A whole life. And no one knows right now what it all means. The tumor was removed and they await a pathology report to see what that whole life will look like in the coming months.
We’ve only had a Facebook relationship in the recent years full of blue thumbs up for pictures and an occasional comment here or there, but it is enough because we are all enjoying very full lives.
Her life, their lives, have been turned upside down. Two weeks ago conversations revolved around shuttling children and dinner plans and small talk. Now therapy and doctors and progress fill the silences.
Another website has allowed us to keep up with her progress. The updates are short and informative and she’s smiling in every picture. Seriously, she looks fantastic…AFTER BRAIN SURGERY. Anyway, something her husband wrote the other morning got me thinking.
He simply told her that all they could do right now was keep making lemonade.
No long speeches, no quotes from Confucius or Oprah, just a simple statement.
Later that day, Coach and I went to a small group that we were invited to attend in the role of support. It’s a group of young married couples, and by young I mean fresh out of college and bursting with swollen baby bellies.
We are not them; we are only young-ish. While our bellies are swollen, we have only middle-age and a penchant for cheese to blame.
We don’t worry about our children sleeping through the night, though we make that our own personal goal every night, as lofty as it is.
We don’t feel guilt over not pureeing our own baby food, and we learned after a few years that the only people who really suffer damage from deviating from a schedule is us.
If we had known then what we know now about parenting babies and toddlers, we would have been ballin’ all over the parenting court. Not because we’re better people, but because there’s a lot to be said for experience and hindsight. And also, the baby equipment is better.

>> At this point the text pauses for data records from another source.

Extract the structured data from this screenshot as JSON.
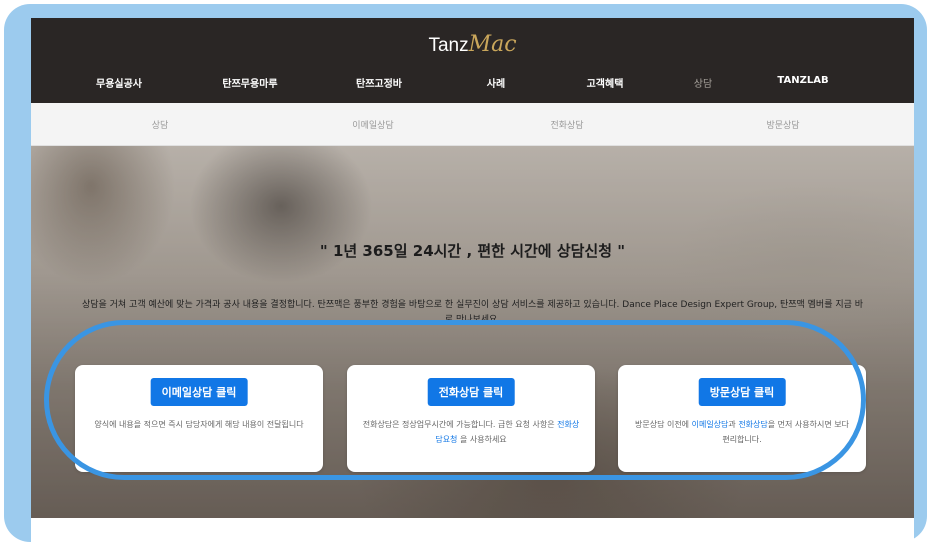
{
  "logo": {
    "part1": "Tanz",
    "part2": "Mac"
  },
  "menu": [
    {
      "label": "무용실공사"
    },
    {
      "label": "탄쯔무용마루"
    },
    {
      "label": "탄쯔고정바"
    },
    {
      "label": "사례"
    },
    {
      "label": "고객혜택"
    },
    {
      "label": "상담"
    },
    {
      "label": "TANZLAB"
    }
  ],
  "subnav": [
    {
      "label": "상담"
    },
    {
      "label": "이메일상담"
    },
    {
      "label": "전화상담"
    },
    {
      "label": "방문상담"
    }
  ],
  "hero": {
    "headline": "\" 1년 365일 24시간 , 편한 시간에 상담신청 \"",
    "description": "상담을 거쳐 고객 예산에 맞는 가격과 공사 내용을 결정합니다. 탄쯔맥은 풍부한 경험을 바탕으로 한 실무진이 상담 서비스를 제공하고 있습니다. Dance Place Design Expert Group, 탄쯔맥 멤버를 지금 바로 만나보세요."
  },
  "cards": [
    {
      "button": "이메일상담 클릭",
      "text_before": "양식에 내용을 적으면 즉시 담당자에게 해당 내용이 전달됩니다",
      "link1": "",
      "text_mid": "",
      "link2": "",
      "text_after": ""
    },
    {
      "button": "전화상담 클릭",
      "text_before": "전화상담은 정상업무시간에 가능합니다. 급한 요청 사항은 ",
      "link1": "전화상담요청",
      "text_mid": " 을 사용하세요",
      "link2": "",
      "text_after": ""
    },
    {
      "button": "방문상담 클릭",
      "text_before": "방문상담 이전에 ",
      "link1": "이메일상담",
      "text_mid": "과 ",
      "link2": "전화상담",
      "text_after": "을 먼저 사용하시면 보다 편리합니다."
    }
  ],
  "colors": {
    "frame": "#9ccbee",
    "nav_bg": "#2a2625",
    "accent": "#1177e6",
    "highlight": "#3a95e3"
  }
}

One couple came in with their brand-new two-week old son. Sister was ready for a night out among the living. We sat on the other side of the fireplace and listened to all of them talk about waistbands and whether she would ever see one again, nursing bras, sleep schedules, and rice cereal. They laughed a lot and the loneliness of parenting infants melted away.
I was overcome with gratefulness.
Not because we were past that stage, and not because the one we’re in is so much fun our heads are practically exploding with joy.
It’s because we kept making lemonade.
We keep making lemonade.
Life is hard, and I’m pretty sure based on my very scientific research that everyone has his/her share of hardship. Seasons of lemon-squeezing and seasons of sugar-adding.
But through grace and prayer and good old-fashioned grit, we’ve decided to keep making lemonade.
We rode home from that dinner and talked about coyotes and emus and hawks, because, well, it’s what we do. Marriage and parenting didn’t really come up, but we’ve gotten to a place where we hear the unspoken places just as well as the spoken ones.
We pulled into the driveway, walked in the house to a flurry of activity and dog hair, and we started to get ready for the week. Coach had left his phone at our host’s house and had to go back and get it, so he ran by the store to get apples and milk while he was out. He also set coyote traps with said host, because apparently boys never really grow up. And also, coyotes were eating all the ducks.
I took a bath.
Then I ironed his shirt for him because I am long-suffering and holy and very wifely. (This is where I hope you are also able to interpret the unspoken places, especially when they drip with sarcasm)
When he came home with apples and milk and Clorox 2 because I still haven’t learned to eat without spilling, he also had flowers. For me.
And it’s not because we are so romantic and sensual and together that we have finally whipped marriage into shape.
It’s simply because we keep making lemonade.